Yesterday was StrongOpinions' 18th birthday. We celebrated it by going for a tattoo (her, not me, since wrinkles and tattos don't look so good together). At 18, she could have gone without me, since in this state that is the age where parental permission isn't required. She had told us - note the told, not asked - that she was going to get a small tattoo when she turned 18, and she was true to her word. Curiosity and soldarity made me go, too.
She and I and her friend BettyBoop went to Rick's Tattoo Parlor, where everyone has vast quantities of ink inscribed into their skin. Some of their tattoos are describable in this space (hearts, flowers, Celtic armbands) and some are not.
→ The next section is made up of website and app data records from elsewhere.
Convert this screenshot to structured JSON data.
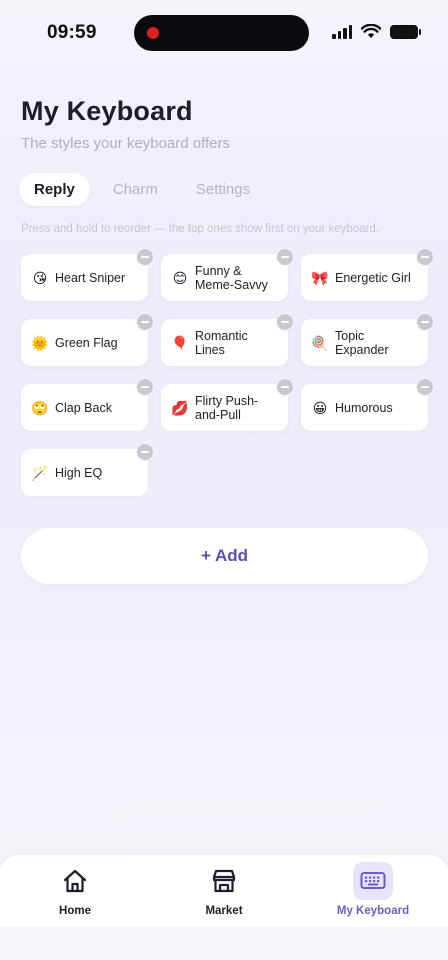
{
  "status_bar": {
    "time": "09:59",
    "icons": [
      "recording-dot-icon",
      "signal-icon",
      "wifi-icon",
      "battery-icon"
    ]
  },
  "header": {
    "title": "My Keyboard",
    "subtitle": "The styles your keyboard offers"
  },
  "tabs": [
    {
      "label": "Reply",
      "active": true
    },
    {
      "label": "Charm",
      "active": false
    },
    {
      "label": "Settings",
      "active": false
    }
  ],
  "hint": "Press and hold to reorder — the top ones show first on your keyboard.",
  "styles": [
    {
      "emoji": "😘",
      "label": "Heart Sniper"
    },
    {
      "emoji": "😊",
      "label": "Funny & Meme-Savvy"
    },
    {
      "emoji": "🎀",
      "label": "Energetic Girl"
    },
    {
      "emoji": "🌞",
      "label": "Green Flag"
    },
    {
      "emoji": "🎈",
      "label": "Romantic Lines"
    },
    {
      "emoji": "🍭",
      "label": "Topic Expander"
    },
    {
      "emoji": "🙄",
      "label": "Clap Back"
    },
    {
      "emoji": "💋",
      "label": "Flirty Push-and-Pull"
    },
    {
      "emoji": "😀",
      "label": "Humorous"
    },
    {
      "emoji": "🪄",
      "label": "High EQ"
    }
  ],
  "add_button": {
    "label": "+ Add"
  },
  "bottom_nav": [
    {
      "label": "Home",
      "icon": "home-icon",
      "active": false
    },
    {
      "label": "Market",
      "icon": "store-icon",
      "active": false
    },
    {
      "label": "My Keyboard",
      "icon": "keyboard-icon",
      "active": true
    }
  ],
  "colors": {
    "accent": "#6c5cc5",
    "add_text": "#5c4fb0",
    "active_nav_bg": "#e8e2fa",
    "remove_badge": "#c9c7cf",
    "record_dot": "#e02020"
  }
}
SO had decided on what she wanted a year ago: "Sapere aude" in script, on her forearm.
The Latin phrase is variously translated as "Dare to learn" or "Dare to be wise" or "Dare to know." The translation she likes best, however, is "Dare to seek the truth." She wanted it there so she could see it regularly and it would remind her of what is important.
It's from Immanuel Kant's essay "What is Enlightenment?"
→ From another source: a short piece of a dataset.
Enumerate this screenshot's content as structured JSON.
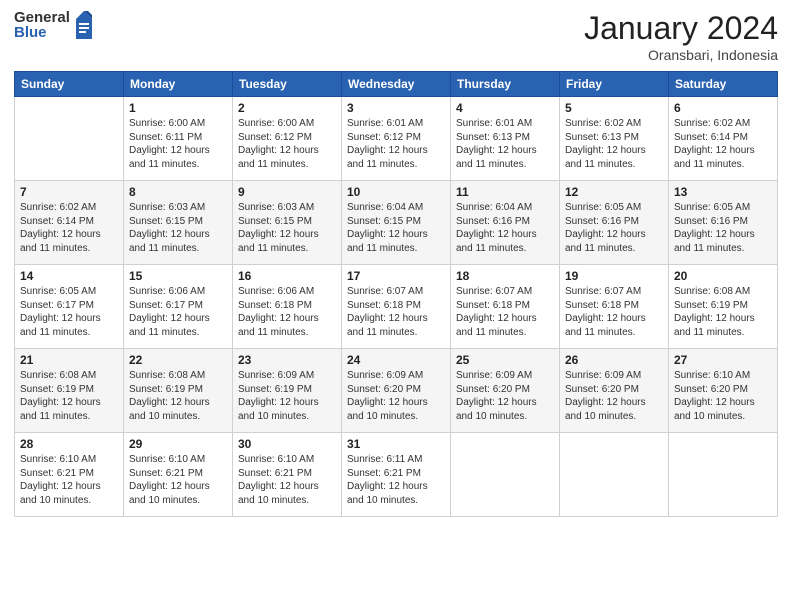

So how did I end up with an 18 y.o. daughter who gets a tattoo of a phrase from Immanuel Kant on her arm?
PH suggested one for the other arm, which seems an appropriate counterbalance: "Mundus vult decipit." Translation: The world wants to be deceived.
She's thinking about it, but wants the pain of the first one to fade from her mind first. "Sapere aude" is only two words. PH's suggestion is a lot more tattooing. Ouch.
After the tattooing, I came home to finish some work around the house before going to St P's for the celebration of the Rector's 25th anniversary of ordination. The parish's gift to him after the celebration of the Eucharist was a set of books from the Hakluyt Society, scholarly tomes on maritime history, nautical travels, discovery etc. The only more perfect gift for him might have been some first editions of mid-19th century philosophers or theologians.
The homilist, an old friend of the Rector's, mentioned his scholarly bent at length, talking about his dissertation title, which was itself complicated, never mind the content of the thing. We tease him a bit about his ability to go off on scholarly tangents even in the most mundane conversations. Nevertheless, we respect his brilliant mind and his breadth and depth of knowledge.
When he was SO's age, it would have never occurred to him to get a tattoo saying "Sapere aude." Yet he has lived his life daring to seek truth, daring to know, daring to learn.
There's a lesson there for me, who tries so hard - sometimes too hard - to get the acclaim of those above me by being the best. It's about the learning and the daring, not about the grade.
Happy Birthday, StrongOpinions. Happy Anniversary, Rector. Thank you both for being my teachers in both conventional and unconventional ways. Remind me when I need it that it's the learning that's the thing, not the applause.